The U.S. embassy in Cuba is restarting its visa and consulate services for the first time following a string of health incidents among diplomatic staff in 2017, reports The Associated Press. The embassy will begin processing immigrant visas with the priority of uniting families across both countries.
The U.S. and Cuba have had a historically tense relationship, given that Cuba is a communist country. However, former President Barack Obama worked to improve those relations, removing the island from the State Sponsor of Terrorism list and reopening its U.S. embassy. But former President Donald Trump then reversed a number of Obama-era policies, reintroducing strict travel restrictions and claiming he was "canceling the previous administration's completely one-sided deal."
In 2017, visa and consular services were closed because of a series of unexplained health attacks on American diplomats in Cuba. The U.S. State Department asserted that the attacks were targeted, but those in Cuba maintained they were "unable to support the hypothesis."
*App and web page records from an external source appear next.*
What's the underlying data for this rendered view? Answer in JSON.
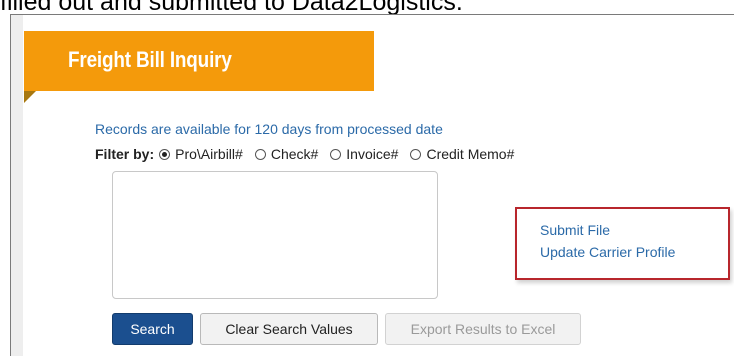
{
  "caption": {
    "text": "filled out and submitted to Data2Logistics."
  },
  "banner": {
    "title": "Freight Bill Inquiry",
    "color": "#f49a0b"
  },
  "notice": {
    "text": "Records are available for 120 days from processed date"
  },
  "filter": {
    "label": "Filter by:",
    "options": [
      {
        "label": "Pro\\Airbill#",
        "selected": true
      },
      {
        "label": "Check#",
        "selected": false
      },
      {
        "label": "Invoice#",
        "selected": false
      },
      {
        "label": "Credit Memo#",
        "selected": false
      }
    ]
  },
  "search_input": {
    "value": ""
  },
  "links": {
    "submit_file": "Submit File",
    "update_carrier_profile": "Update Carrier Profile",
    "highlight_color": "#b8262c"
  },
  "buttons": {
    "search": "Search",
    "clear": "Clear Search Values",
    "export": "Export Results to Excel"
  },
  "colors": {
    "link": "#2b6aa8",
    "primary_button": "#1b4f8f"
  }
}
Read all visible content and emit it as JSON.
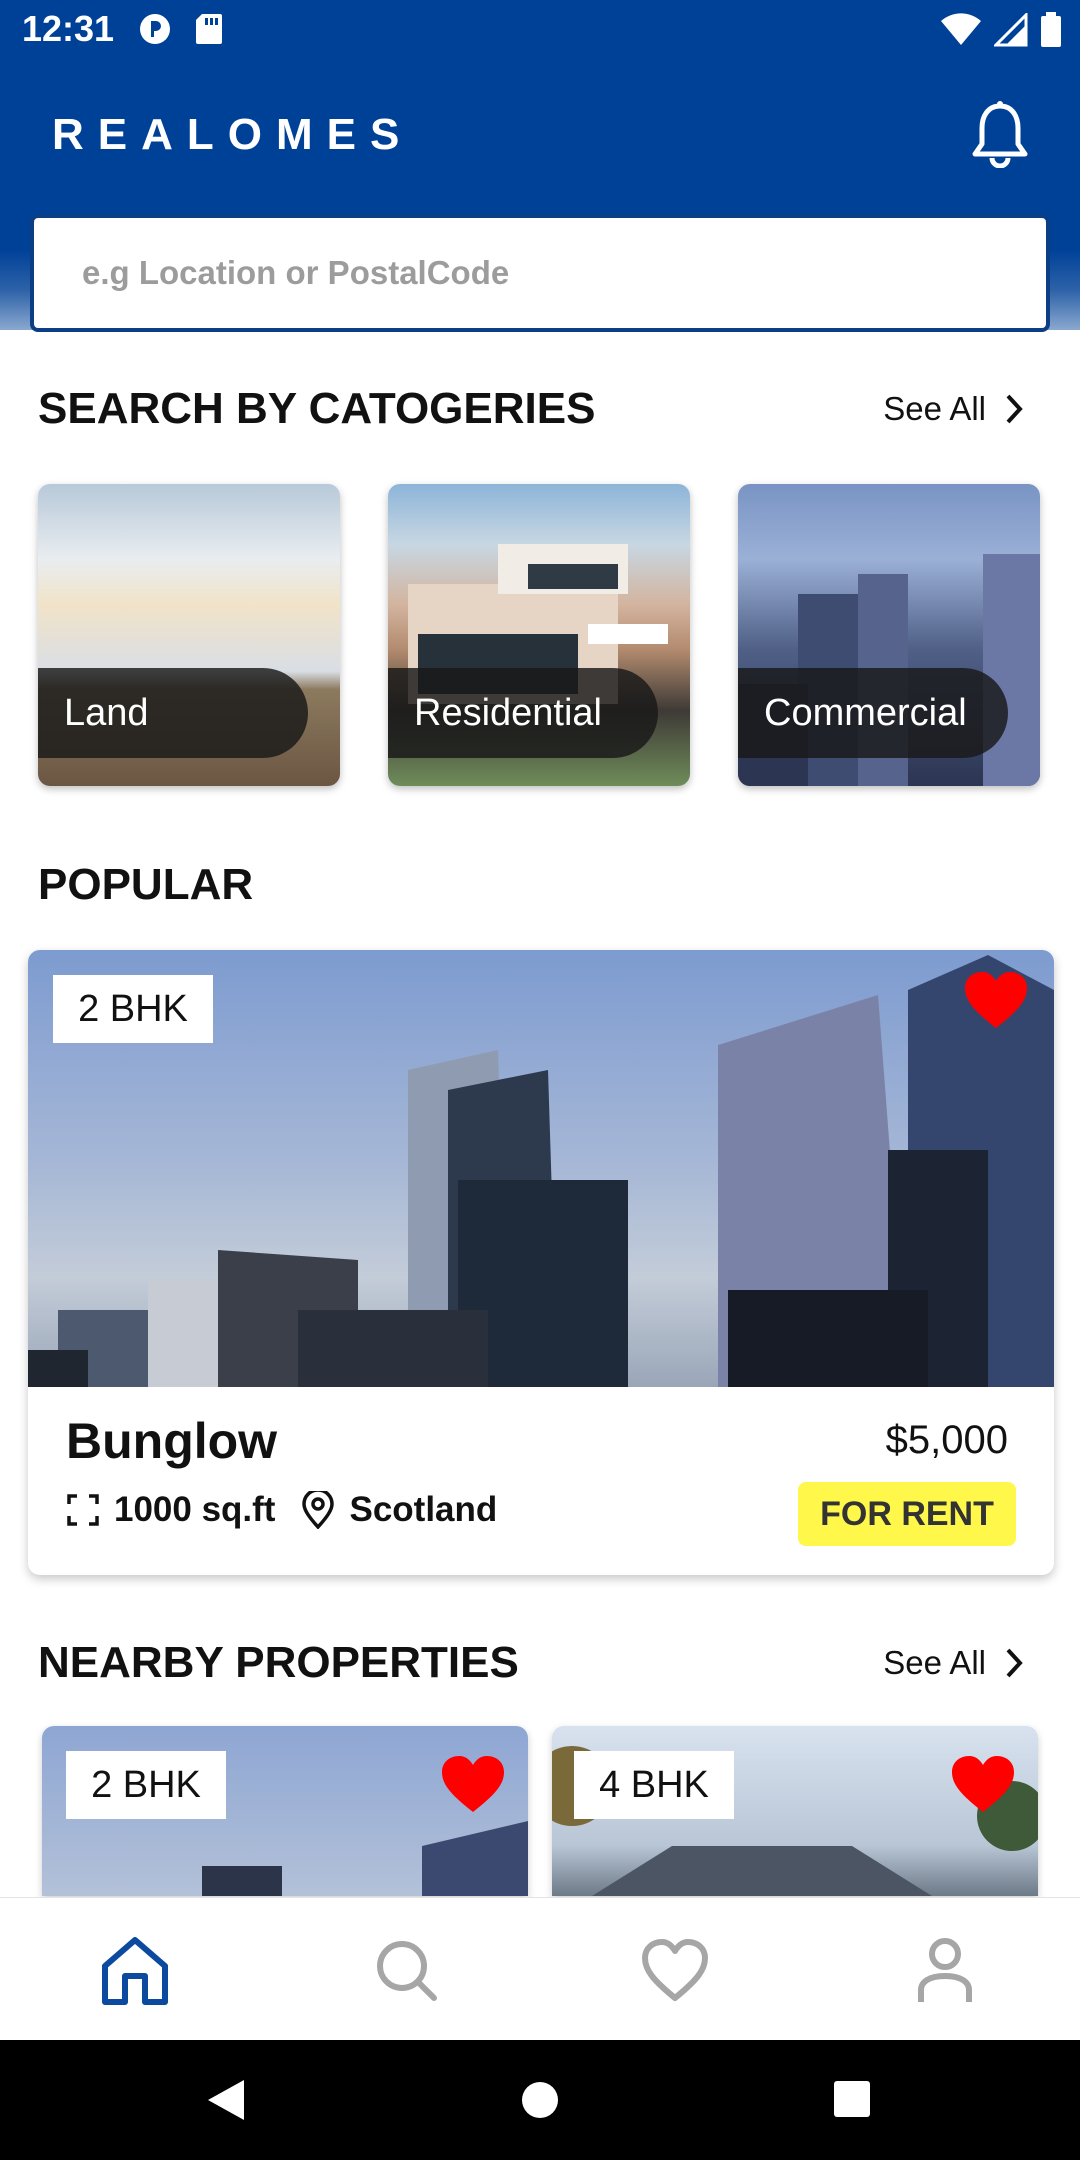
{
  "status_bar": {
    "time": "12:31"
  },
  "header": {
    "brand": "REALOMES"
  },
  "search": {
    "placeholder": "e.g Location or PostalCode"
  },
  "categories": {
    "title": "SEARCH BY CATOGERIES",
    "see_all": "See All",
    "items": [
      {
        "label": "Land"
      },
      {
        "label": "Residential"
      },
      {
        "label": "Commercial"
      }
    ]
  },
  "popular": {
    "title": "POPULAR",
    "card": {
      "bhk": "2 BHK",
      "name": "Bunglow",
      "price": "$5,000",
      "area": "1000 sq.ft",
      "location": "Scotland",
      "badge": "FOR RENT"
    }
  },
  "nearby": {
    "title": "NEARBY PROPERTIES",
    "see_all": "See All",
    "items": [
      {
        "bhk": "2 BHK"
      },
      {
        "bhk": "4 BHK"
      }
    ]
  },
  "colors": {
    "primary": "#004198",
    "badge": "#fff74a",
    "heart": "#ff0000",
    "nav_active": "#0b4a9e",
    "nav_inactive": "#a6a6a6"
  },
  "icons": [
    "bell-icon",
    "chevron-right-icon",
    "heart-icon",
    "expand-icon",
    "location-pin-icon",
    "home-icon",
    "search-icon",
    "heart-outline-icon",
    "profile-icon"
  ]
}
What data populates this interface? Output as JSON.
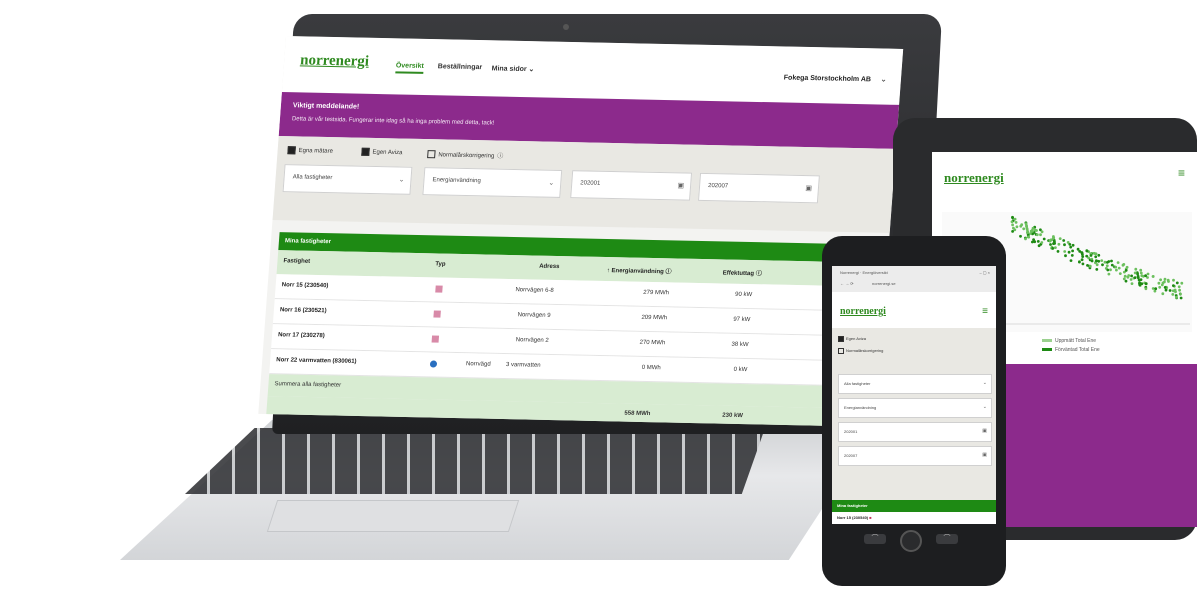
{
  "brand": {
    "logo": "norrenergi",
    "accent": "#1e8a14",
    "purple": "#8c2a8c"
  },
  "laptop": {
    "nav": {
      "items": [
        {
          "label": "Översikt",
          "active": true
        },
        {
          "label": "Beställningar",
          "active": false
        },
        {
          "label": "Mina sidor ⌄",
          "active": false
        }
      ],
      "org": "Fokega Storstockholm AB"
    },
    "banner": {
      "title": "Viktigt meddelande!",
      "text": "Detta är vår testsida. Fungerar inte idag så ha inga problem med detta, tack!"
    },
    "filters": {
      "checkbox_own_meter": "Egna mätare",
      "checkbox_own_fuel": "Egen Aviza",
      "checkbox_normal_year": "Normalårskorrigering",
      "select_properties": "Alla fastigheter",
      "select_metric": "Energianvändning",
      "date_from": "202001",
      "date_to": "202007"
    },
    "table": {
      "title": "Mina fastigheter",
      "columns": [
        "Fastighet",
        "Typ",
        "Adress",
        "Energianvändning",
        "Effektuttag"
      ],
      "rows": [
        {
          "name": "Norr 15 (230540)",
          "type": "building",
          "address": "Norrvägen 6-8",
          "energy": "279 MWh",
          "power": "90 kW"
        },
        {
          "name": "Norr 16 (230521)",
          "type": "building",
          "address": "Norrvägen 9",
          "energy": "209 MWh",
          "power": "97 kW"
        },
        {
          "name": "Norr 17 (230278)",
          "type": "building",
          "address": "Norrvägen 2",
          "energy": "270 MWh",
          "power": "38 kW"
        },
        {
          "name": "Norr 22 varmvatten (830061)",
          "type": "water",
          "address_prefix": "Norrvägd",
          "address": "3 varmvatten",
          "energy": "0 MWh",
          "power": "0 kW"
        }
      ],
      "summary_label": "Summera alla fastigheter",
      "total_energy": "558 MWh",
      "total_power": "230 kW"
    }
  },
  "tablet": {
    "legend": [
      "Uppmätt Total Ene",
      "Förväntad Total Ene"
    ]
  },
  "phone": {
    "browser": {
      "tab": "Norrenergi · Energiöversikt",
      "url": "norrenergi.se"
    },
    "filters": {
      "checkbox_own_fuel": "Egen Aviza",
      "checkbox_normal_year": "Normalårskorrigering",
      "select_properties": "Alla fastigheter",
      "select_metric": "Energianvändning",
      "date_from": "202001",
      "date_to": "202007"
    },
    "table_title": "Mina fastigheter",
    "first_row": "Norr 15 (230540)"
  }
}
Now, the Biden administration is beginning to re-establish an amicable relationship with Cuba, re-introducing the Cuban Family Reunification Parole Program and encouraging the growth of Cuba's private sector. U.S. and Cuban officials had been in talks for months prior to the decision to resume visa services.
"Engaging in these talks underscores our commitment to pursuing constructive discussions with the government of Cuba where appropriate to advance U.S. interests," the U.S. Embassy said in November.
Cuban migrants have been coming to the U.S. in record numbers due to the island's current authoritarian regime, in one instance forcing the closure of a Florida national park. They now are the second-largest group at the southern border following Mexicans.